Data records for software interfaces
* * *
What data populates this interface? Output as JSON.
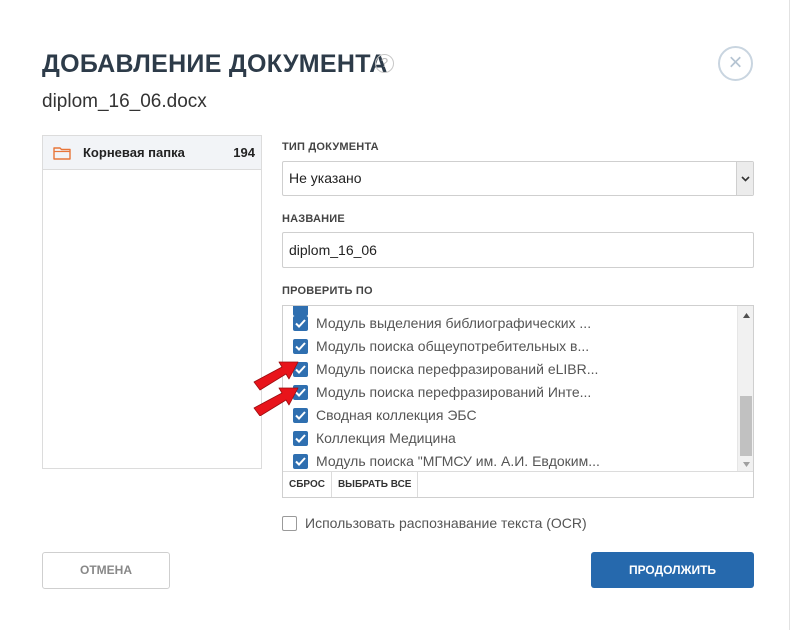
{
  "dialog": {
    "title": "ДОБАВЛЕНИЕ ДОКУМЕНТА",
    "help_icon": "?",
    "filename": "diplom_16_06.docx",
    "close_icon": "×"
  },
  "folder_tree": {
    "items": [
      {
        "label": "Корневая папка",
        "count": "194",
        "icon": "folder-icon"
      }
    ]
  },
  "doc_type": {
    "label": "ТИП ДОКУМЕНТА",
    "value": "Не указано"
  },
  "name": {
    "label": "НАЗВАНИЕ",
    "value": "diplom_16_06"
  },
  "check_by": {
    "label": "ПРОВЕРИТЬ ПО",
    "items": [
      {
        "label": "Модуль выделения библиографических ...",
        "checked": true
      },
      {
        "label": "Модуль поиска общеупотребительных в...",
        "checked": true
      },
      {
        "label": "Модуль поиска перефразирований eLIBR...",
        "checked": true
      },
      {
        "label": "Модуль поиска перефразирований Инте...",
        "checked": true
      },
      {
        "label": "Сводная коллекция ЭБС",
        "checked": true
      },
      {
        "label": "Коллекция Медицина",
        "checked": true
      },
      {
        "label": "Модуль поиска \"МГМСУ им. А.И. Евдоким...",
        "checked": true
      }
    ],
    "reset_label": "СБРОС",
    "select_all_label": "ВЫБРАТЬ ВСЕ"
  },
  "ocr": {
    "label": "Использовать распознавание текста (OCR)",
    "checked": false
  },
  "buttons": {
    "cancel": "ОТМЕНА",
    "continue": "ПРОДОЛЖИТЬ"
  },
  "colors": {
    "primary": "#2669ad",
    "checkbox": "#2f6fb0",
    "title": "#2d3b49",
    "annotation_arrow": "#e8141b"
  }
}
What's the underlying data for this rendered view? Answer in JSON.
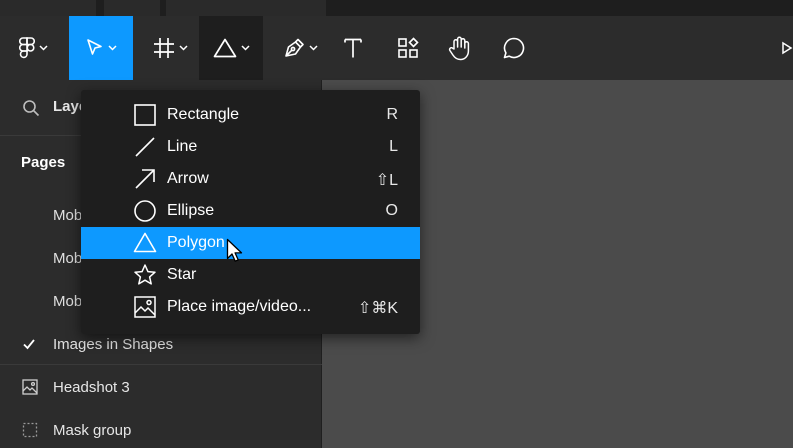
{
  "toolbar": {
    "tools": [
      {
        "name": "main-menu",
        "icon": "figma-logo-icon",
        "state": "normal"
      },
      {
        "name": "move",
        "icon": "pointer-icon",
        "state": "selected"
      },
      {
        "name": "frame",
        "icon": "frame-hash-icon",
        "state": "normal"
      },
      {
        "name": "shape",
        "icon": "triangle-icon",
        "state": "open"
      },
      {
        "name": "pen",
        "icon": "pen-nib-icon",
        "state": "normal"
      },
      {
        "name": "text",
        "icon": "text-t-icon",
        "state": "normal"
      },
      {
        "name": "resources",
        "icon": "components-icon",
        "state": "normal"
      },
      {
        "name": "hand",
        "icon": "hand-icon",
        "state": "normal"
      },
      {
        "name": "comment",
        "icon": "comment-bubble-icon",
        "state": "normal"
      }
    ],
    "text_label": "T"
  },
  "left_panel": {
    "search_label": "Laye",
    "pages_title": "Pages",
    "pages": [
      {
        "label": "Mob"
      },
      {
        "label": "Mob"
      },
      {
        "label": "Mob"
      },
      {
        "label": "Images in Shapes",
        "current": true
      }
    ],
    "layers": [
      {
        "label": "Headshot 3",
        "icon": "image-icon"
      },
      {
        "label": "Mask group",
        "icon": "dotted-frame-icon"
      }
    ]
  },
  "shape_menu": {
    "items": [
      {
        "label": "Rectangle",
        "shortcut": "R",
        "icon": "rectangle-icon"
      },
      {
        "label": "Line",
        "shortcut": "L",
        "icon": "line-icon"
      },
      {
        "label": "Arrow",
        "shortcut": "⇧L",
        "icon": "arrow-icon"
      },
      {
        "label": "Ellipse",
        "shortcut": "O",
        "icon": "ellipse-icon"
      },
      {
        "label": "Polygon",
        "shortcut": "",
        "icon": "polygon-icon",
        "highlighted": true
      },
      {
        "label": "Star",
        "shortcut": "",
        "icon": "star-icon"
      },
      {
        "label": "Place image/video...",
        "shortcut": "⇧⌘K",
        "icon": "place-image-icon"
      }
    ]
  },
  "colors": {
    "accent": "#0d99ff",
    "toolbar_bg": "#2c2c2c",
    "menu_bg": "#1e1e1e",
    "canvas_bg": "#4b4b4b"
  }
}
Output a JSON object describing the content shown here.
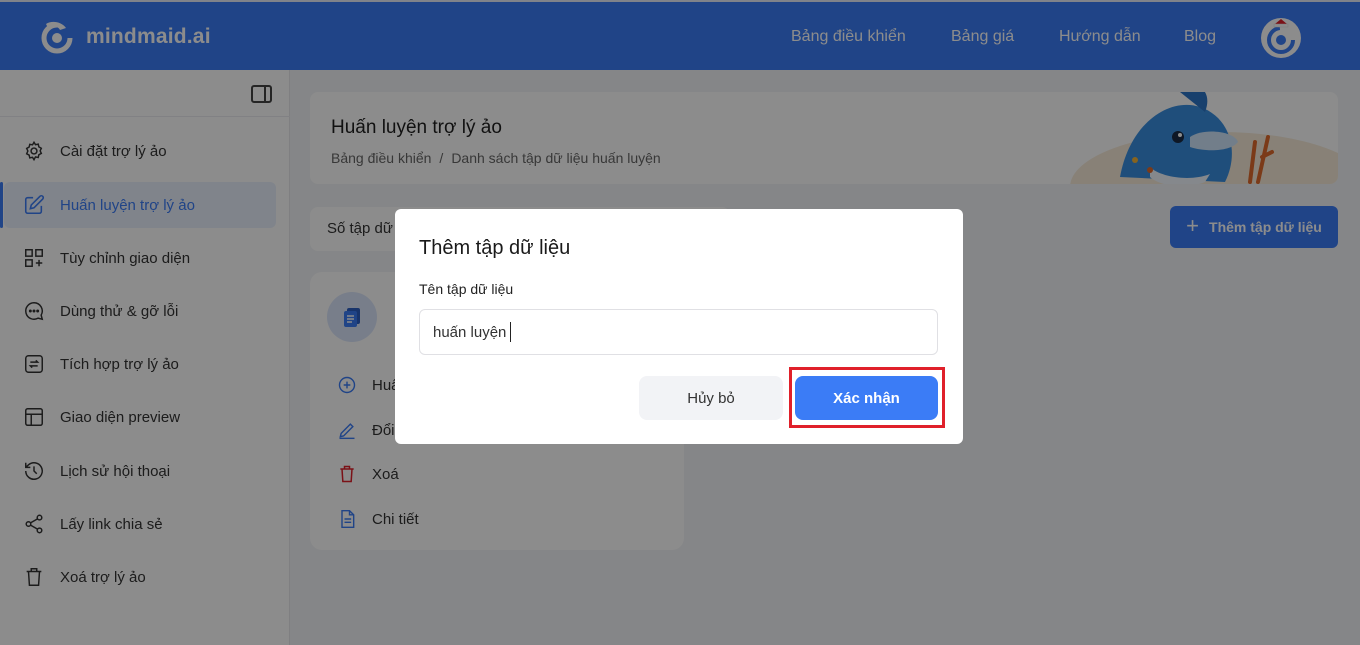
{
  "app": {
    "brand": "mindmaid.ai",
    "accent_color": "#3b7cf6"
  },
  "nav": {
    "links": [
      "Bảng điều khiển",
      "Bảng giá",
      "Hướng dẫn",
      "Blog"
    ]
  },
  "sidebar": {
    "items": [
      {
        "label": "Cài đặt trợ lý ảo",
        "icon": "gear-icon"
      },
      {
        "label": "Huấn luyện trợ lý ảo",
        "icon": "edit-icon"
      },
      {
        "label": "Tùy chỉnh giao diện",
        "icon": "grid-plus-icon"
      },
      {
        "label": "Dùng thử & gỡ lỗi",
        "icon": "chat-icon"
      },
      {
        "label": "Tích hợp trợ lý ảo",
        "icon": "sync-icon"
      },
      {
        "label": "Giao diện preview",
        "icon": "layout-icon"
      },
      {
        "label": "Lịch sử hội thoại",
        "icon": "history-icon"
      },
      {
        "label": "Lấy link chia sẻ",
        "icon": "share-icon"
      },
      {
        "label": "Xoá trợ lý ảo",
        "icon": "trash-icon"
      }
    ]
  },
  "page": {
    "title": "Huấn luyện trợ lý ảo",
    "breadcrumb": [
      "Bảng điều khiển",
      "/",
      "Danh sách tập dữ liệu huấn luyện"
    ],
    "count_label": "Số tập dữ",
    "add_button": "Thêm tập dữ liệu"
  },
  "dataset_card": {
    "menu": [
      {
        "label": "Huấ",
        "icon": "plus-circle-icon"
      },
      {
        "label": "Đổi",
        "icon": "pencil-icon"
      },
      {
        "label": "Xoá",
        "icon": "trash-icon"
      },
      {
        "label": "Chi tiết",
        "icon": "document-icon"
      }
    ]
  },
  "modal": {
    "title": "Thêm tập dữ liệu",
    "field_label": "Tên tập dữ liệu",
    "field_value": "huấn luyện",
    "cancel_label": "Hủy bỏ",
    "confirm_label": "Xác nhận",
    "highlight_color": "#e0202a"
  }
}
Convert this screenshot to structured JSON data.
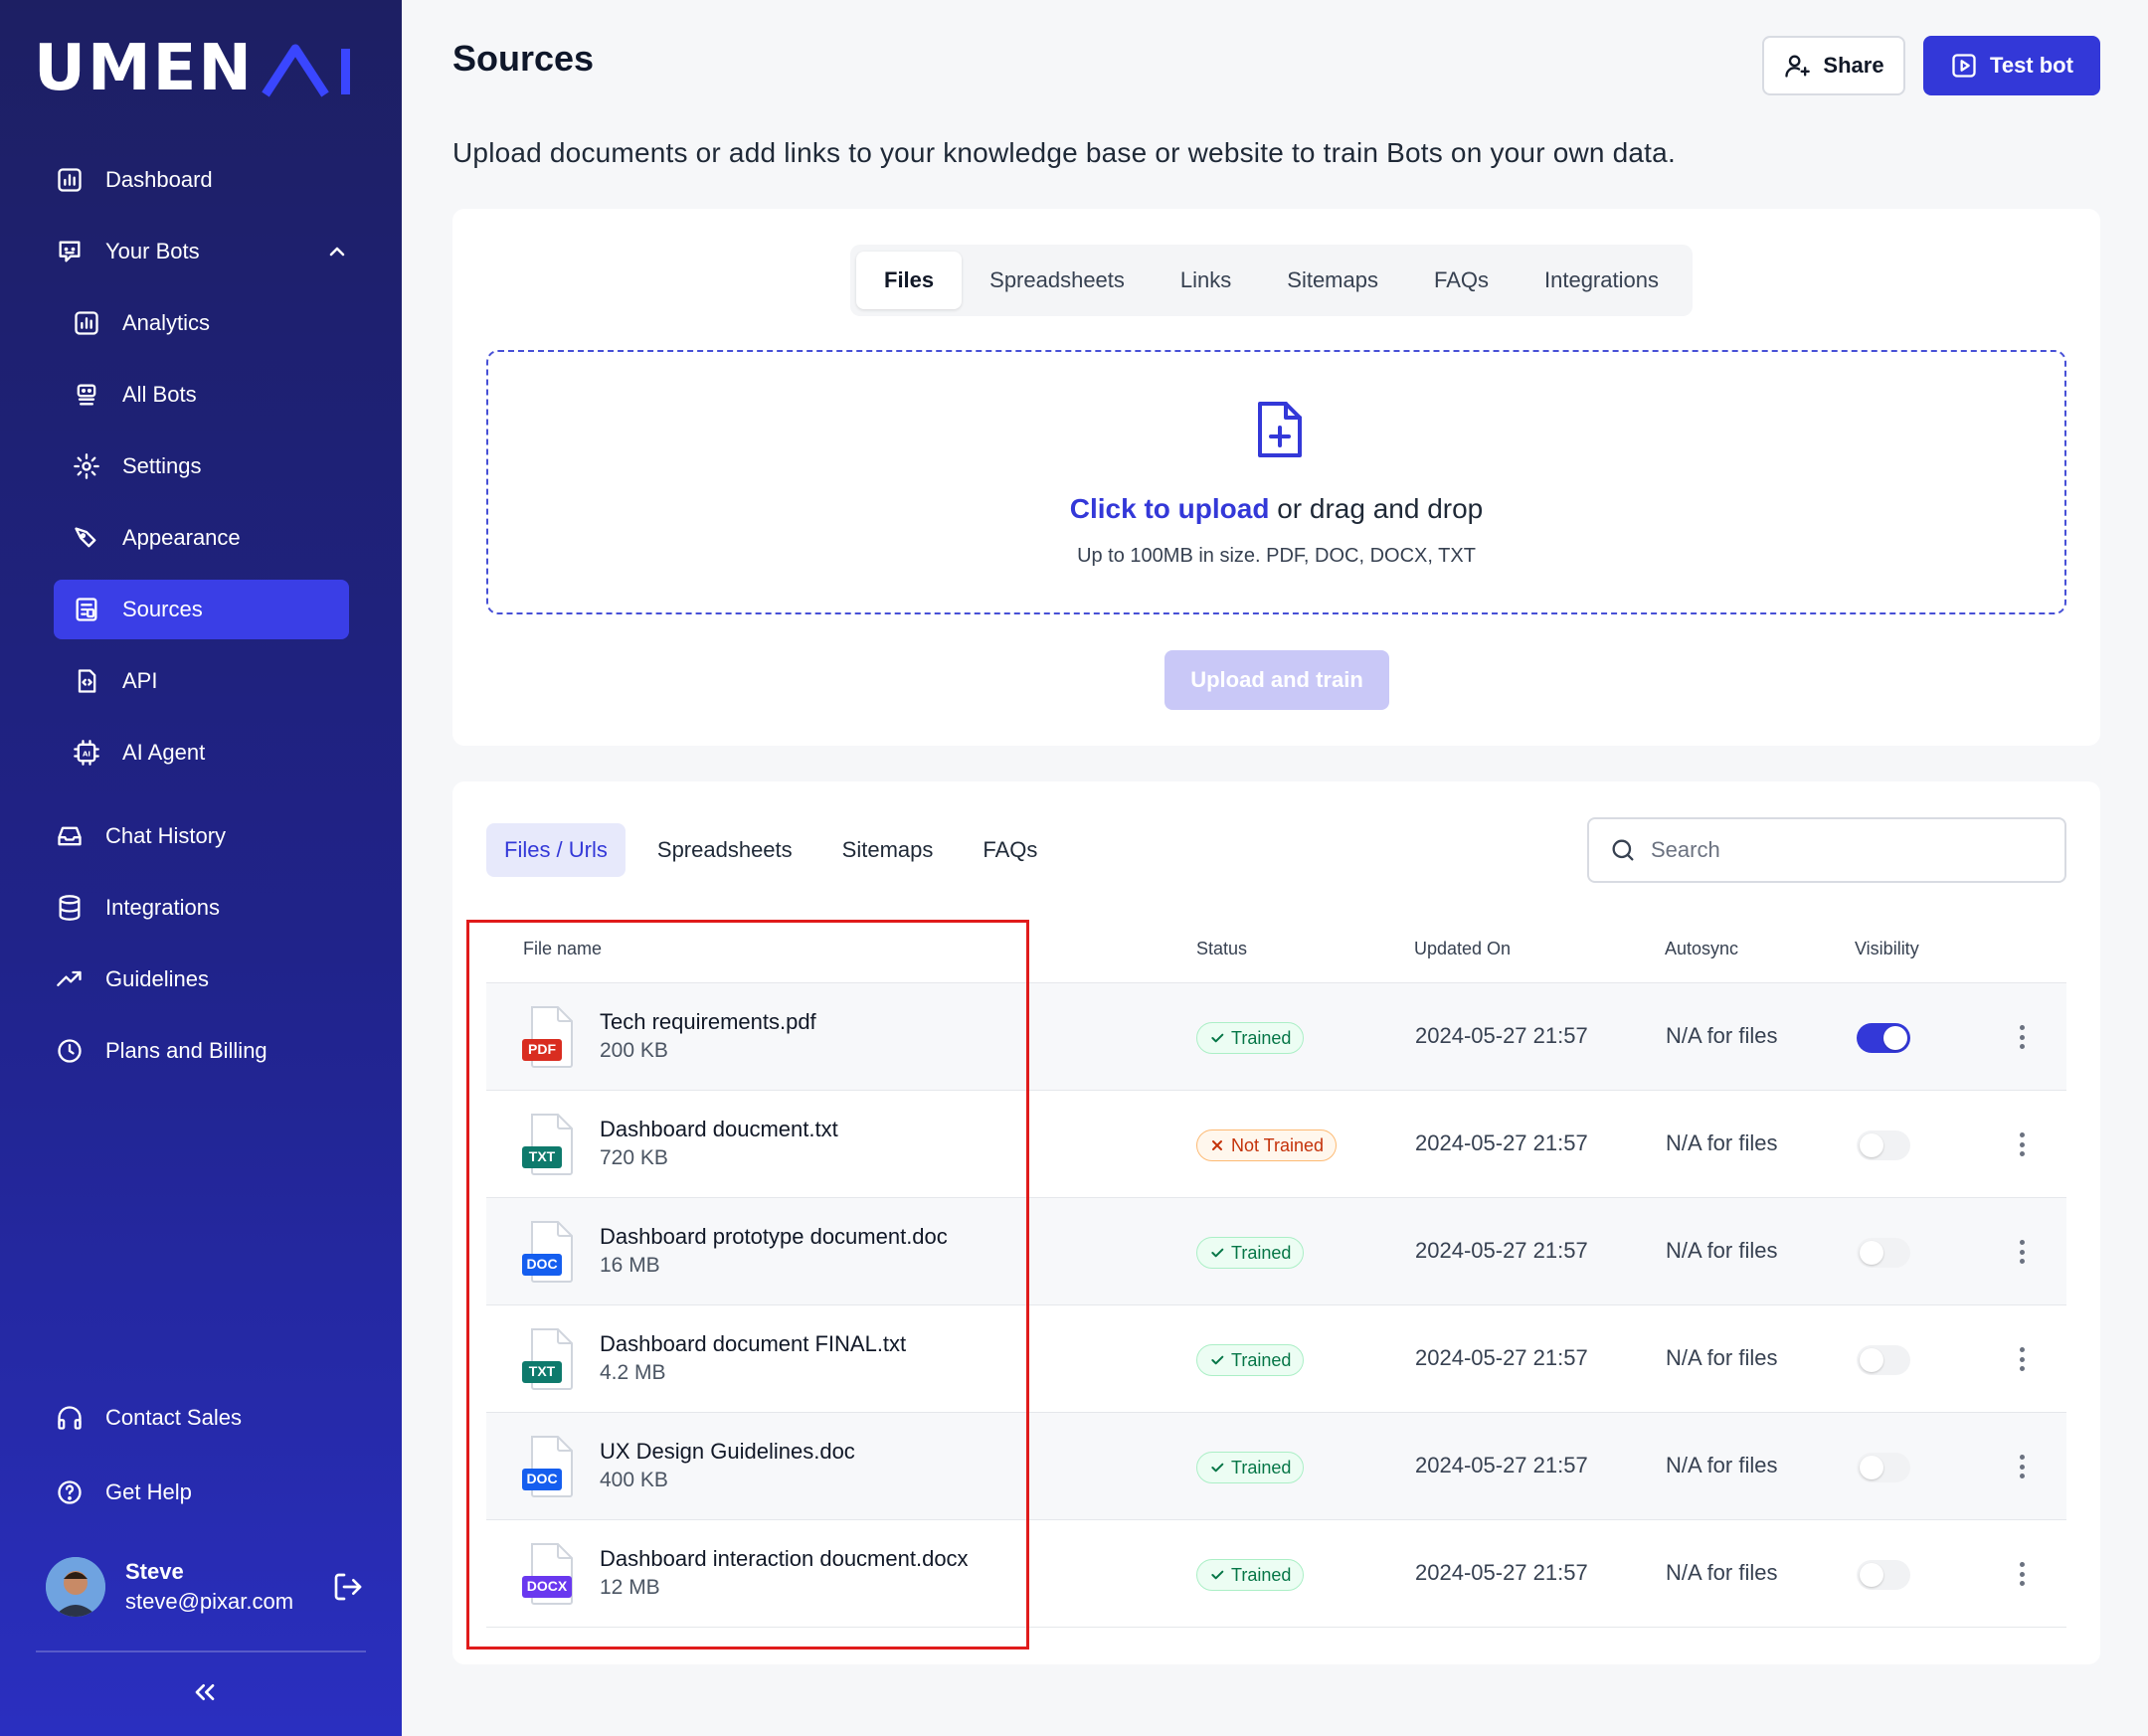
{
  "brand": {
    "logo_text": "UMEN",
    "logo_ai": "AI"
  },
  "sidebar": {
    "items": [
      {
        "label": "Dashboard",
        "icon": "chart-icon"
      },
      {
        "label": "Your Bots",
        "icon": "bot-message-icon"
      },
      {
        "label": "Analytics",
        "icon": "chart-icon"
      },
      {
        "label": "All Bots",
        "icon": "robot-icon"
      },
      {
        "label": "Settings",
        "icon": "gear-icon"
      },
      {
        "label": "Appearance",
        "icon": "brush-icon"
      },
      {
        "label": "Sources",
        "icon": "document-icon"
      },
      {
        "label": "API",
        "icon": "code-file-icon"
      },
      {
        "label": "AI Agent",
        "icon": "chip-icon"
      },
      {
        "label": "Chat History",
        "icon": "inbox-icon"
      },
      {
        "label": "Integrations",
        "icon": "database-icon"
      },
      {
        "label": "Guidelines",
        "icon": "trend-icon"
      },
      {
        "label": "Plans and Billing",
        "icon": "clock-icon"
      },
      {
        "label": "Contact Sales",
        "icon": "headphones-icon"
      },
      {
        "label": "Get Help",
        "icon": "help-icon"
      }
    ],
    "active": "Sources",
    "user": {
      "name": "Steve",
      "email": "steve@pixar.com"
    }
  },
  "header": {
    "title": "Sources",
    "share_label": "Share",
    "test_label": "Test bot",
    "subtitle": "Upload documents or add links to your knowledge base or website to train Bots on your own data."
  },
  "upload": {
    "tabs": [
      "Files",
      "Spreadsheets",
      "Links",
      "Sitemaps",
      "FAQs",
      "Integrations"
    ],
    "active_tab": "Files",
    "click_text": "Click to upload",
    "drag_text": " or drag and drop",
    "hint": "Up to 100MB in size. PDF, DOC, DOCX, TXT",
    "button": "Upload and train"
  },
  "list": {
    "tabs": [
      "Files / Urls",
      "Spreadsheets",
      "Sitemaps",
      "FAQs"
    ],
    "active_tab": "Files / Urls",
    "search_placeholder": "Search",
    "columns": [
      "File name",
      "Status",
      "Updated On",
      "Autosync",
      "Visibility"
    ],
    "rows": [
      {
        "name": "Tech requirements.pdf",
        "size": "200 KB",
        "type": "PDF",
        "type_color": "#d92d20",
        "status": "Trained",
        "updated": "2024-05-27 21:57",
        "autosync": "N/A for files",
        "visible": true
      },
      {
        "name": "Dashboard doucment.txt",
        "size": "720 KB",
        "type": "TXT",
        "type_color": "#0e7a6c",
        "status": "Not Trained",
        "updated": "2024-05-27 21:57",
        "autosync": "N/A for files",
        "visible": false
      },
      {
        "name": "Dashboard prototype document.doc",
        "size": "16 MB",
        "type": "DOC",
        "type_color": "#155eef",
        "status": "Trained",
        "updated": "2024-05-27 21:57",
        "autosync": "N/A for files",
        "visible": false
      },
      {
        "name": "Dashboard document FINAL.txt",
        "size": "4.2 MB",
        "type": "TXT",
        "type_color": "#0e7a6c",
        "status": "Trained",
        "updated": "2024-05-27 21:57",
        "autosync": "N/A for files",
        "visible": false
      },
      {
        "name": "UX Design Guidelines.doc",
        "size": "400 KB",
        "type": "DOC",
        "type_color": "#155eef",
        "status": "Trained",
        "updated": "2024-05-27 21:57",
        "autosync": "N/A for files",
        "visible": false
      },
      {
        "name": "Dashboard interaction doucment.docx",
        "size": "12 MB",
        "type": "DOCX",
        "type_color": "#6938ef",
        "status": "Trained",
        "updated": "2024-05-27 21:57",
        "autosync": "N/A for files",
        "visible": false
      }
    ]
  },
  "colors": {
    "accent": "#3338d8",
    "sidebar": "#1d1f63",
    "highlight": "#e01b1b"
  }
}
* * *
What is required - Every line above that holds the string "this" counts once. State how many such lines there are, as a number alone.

Task result - 3